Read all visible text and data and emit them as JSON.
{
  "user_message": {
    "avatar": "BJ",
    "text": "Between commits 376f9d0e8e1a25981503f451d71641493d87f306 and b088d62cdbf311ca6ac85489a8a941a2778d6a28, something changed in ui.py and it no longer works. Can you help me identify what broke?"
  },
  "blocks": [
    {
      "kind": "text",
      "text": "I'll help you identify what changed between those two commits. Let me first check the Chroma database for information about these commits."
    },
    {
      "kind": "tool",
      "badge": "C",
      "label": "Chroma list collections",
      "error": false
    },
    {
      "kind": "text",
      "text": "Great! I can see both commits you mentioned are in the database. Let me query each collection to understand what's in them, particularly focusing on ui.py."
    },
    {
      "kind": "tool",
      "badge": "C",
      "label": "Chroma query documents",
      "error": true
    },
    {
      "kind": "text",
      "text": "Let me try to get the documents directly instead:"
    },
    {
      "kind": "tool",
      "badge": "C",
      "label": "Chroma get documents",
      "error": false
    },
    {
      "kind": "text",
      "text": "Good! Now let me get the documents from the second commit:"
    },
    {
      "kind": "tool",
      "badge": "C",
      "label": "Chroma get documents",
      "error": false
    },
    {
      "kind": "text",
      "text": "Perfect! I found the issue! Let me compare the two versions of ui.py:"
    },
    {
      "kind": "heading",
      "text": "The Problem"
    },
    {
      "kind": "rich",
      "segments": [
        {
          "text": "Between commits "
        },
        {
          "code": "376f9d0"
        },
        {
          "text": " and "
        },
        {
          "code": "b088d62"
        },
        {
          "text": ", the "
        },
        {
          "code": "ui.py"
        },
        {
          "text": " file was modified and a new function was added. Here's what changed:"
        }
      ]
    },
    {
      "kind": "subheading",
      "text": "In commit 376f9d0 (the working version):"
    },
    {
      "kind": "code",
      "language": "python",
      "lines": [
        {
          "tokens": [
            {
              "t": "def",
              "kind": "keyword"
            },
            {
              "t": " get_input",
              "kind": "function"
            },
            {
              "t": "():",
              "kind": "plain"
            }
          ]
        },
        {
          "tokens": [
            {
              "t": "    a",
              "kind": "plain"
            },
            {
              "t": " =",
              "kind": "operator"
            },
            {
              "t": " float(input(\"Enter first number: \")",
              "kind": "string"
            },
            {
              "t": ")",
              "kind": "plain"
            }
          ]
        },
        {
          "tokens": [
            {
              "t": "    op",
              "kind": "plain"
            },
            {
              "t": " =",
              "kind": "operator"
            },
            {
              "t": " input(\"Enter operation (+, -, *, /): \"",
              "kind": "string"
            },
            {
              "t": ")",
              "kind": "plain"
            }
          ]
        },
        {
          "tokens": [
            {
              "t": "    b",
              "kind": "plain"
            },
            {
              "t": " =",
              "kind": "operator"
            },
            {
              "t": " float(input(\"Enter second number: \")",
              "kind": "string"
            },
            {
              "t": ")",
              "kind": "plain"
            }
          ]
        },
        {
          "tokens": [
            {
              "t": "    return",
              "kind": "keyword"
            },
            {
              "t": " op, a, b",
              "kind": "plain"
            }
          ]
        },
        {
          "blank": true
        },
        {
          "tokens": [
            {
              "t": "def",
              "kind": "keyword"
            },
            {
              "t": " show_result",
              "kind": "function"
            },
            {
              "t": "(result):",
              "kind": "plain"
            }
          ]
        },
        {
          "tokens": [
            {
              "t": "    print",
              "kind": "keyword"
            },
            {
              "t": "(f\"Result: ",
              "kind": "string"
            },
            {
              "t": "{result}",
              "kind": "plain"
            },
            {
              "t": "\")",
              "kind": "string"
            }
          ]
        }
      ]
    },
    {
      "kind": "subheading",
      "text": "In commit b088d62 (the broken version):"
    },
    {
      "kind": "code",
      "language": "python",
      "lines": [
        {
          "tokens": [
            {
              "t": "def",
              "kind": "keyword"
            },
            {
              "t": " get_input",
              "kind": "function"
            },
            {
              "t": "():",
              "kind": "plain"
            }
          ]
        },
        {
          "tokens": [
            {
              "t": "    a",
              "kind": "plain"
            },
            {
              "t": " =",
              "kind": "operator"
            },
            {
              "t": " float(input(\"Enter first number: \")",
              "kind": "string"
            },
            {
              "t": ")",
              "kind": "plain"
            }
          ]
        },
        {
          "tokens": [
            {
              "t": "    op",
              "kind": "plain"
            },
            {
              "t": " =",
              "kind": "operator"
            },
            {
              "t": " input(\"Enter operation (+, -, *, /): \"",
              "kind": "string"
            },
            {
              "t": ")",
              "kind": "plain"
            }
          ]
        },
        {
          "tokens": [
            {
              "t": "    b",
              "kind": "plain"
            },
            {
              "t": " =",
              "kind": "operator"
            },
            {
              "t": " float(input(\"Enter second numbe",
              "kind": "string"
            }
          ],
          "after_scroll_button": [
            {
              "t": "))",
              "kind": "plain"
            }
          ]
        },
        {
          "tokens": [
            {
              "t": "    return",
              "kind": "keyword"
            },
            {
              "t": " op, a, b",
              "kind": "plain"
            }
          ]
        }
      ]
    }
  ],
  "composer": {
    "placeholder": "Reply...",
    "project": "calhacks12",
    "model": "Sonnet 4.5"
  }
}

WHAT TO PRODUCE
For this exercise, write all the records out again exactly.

SOLUTION TO THIS EXERCISE
Read all visible text and data and emit them as JSON.
{
  "user_message": {
    "avatar": "BJ",
    "text": "Between commits 376f9d0e8e1a25981503f451d71641493d87f306 and b088d62cdbf311ca6ac85489a8a941a2778d6a28, something changed in ui.py and it no longer works. Can you help me identify what broke?"
  },
  "blocks": [
    {
      "kind": "text",
      "text": "I'll help you identify what changed between those two commits. Let me first check the Chroma database for information about these commits."
    },
    {
      "kind": "tool",
      "badge": "C",
      "label": "Chroma list collections",
      "error": false
    },
    {
      "kind": "text",
      "text": "Great! I can see both commits you mentioned are in the database. Let me query each collection to understand what's in them, particularly focusing on ui.py."
    },
    {
      "kind": "tool",
      "badge": "C",
      "label": "Chroma query documents",
      "error": true
    },
    {
      "kind": "text",
      "text": "Let me try to get the documents directly instead:"
    },
    {
      "kind": "tool",
      "badge": "C",
      "label": "Chroma get documents",
      "error": false
    },
    {
      "kind": "text",
      "text": "Good! Now let me get the documents from the second commit:"
    },
    {
      "kind": "tool",
      "badge": "C",
      "label": "Chroma get documents",
      "error": false
    },
    {
      "kind": "text",
      "text": "Perfect! I found the issue! Let me compare the two versions of ui.py:"
    },
    {
      "kind": "heading",
      "text": "The Problem"
    },
    {
      "kind": "rich",
      "segments": [
        {
          "text": "Between commits "
        },
        {
          "code": "376f9d0"
        },
        {
          "text": " and "
        },
        {
          "code": "b088d62"
        },
        {
          "text": ", the "
        },
        {
          "code": "ui.py"
        },
        {
          "text": " file was modified and a new function was added. Here's what changed:"
        }
      ]
    },
    {
      "kind": "subheading",
      "text": "In commit 376f9d0 (the working version):"
    },
    {
      "kind": "code",
      "language": "python",
      "lines": [
        {
          "tokens": [
            {
              "t": "def",
              "kind": "keyword"
            },
            {
              "t": " get_input",
              "kind": "function"
            },
            {
              "t": "():",
              "kind": "plain"
            }
          ]
        },
        {
          "tokens": [
            {
              "t": "    a",
              "kind": "plain"
            },
            {
              "t": " =",
              "kind": "operator"
            },
            {
              "t": " float(input(\"Enter first number: \")",
              "kind": "string"
            },
            {
              "t": ")",
              "kind": "plain"
            }
          ]
        },
        {
          "tokens": [
            {
              "t": "    op",
              "kind": "plain"
            },
            {
              "t": " =",
              "kind": "operator"
            },
            {
              "t": " input(\"Enter operation (+, -, *, /): \"",
              "kind": "string"
            },
            {
              "t": ")",
              "kind": "plain"
            }
          ]
        },
        {
          "tokens": [
            {
              "t": "    b",
              "kind": "plain"
            },
            {
              "t": " =",
              "kind": "operator"
            },
            {
              "t": " float(input(\"Enter second number: \")",
              "kind": "string"
            },
            {
              "t": ")",
              "kind": "plain"
            }
          ]
        },
        {
          "tokens": [
            {
              "t": "    return",
              "kind": "keyword"
            },
            {
              "t": " op, a, b",
              "kind": "plain"
            }
          ]
        },
        {
          "blank": true
        },
        {
          "tokens": [
            {
              "t": "def",
              "kind": "keyword"
            },
            {
              "t": " show_result",
              "kind": "function"
            },
            {
              "t": "(result):",
              "kind": "plain"
            }
          ]
        },
        {
          "tokens": [
            {
              "t": "    print",
              "kind": "keyword"
            },
            {
              "t": "(f\"Result: ",
              "kind": "string"
            },
            {
              "t": "{result}",
              "kind": "plain"
            },
            {
              "t": "\")",
              "kind": "string"
            }
          ]
        }
      ]
    },
    {
      "kind": "subheading",
      "text": "In commit b088d62 (the broken version):"
    },
    {
      "kind": "code",
      "language": "python",
      "lines": [
        {
          "tokens": [
            {
              "t": "def",
              "kind": "keyword"
            },
            {
              "t": " get_input",
              "kind": "function"
            },
            {
              "t": "():",
              "kind": "plain"
            }
          ]
        },
        {
          "tokens": [
            {
              "t": "    a",
              "kind": "plain"
            },
            {
              "t": " =",
              "kind": "operator"
            },
            {
              "t": " float(input(\"Enter first number: \")",
              "kind": "string"
            },
            {
              "t": ")",
              "kind": "plain"
            }
          ]
        },
        {
          "tokens": [
            {
              "t": "    op",
              "kind": "plain"
            },
            {
              "t": " =",
              "kind": "operator"
            },
            {
              "t": " input(\"Enter operation (+, -, *, /): \"",
              "kind": "string"
            },
            {
              "t": ")",
              "kind": "plain"
            }
          ]
        },
        {
          "tokens": [
            {
              "t": "    b",
              "kind": "plain"
            },
            {
              "t": " =",
              "kind": "operator"
            },
            {
              "t": " float(input(\"Enter second numbe",
              "kind": "string"
            }
          ],
          "after_scroll_button": [
            {
              "t": "))",
              "kind": "plain"
            }
          ]
        },
        {
          "tokens": [
            {
              "t": "    return",
              "kind": "keyword"
            },
            {
              "t": " op, a, b",
              "kind": "plain"
            }
          ]
        }
      ]
    }
  ],
  "composer": {
    "placeholder": "Reply...",
    "project": "calhacks12",
    "model": "Sonnet 4.5"
  }
}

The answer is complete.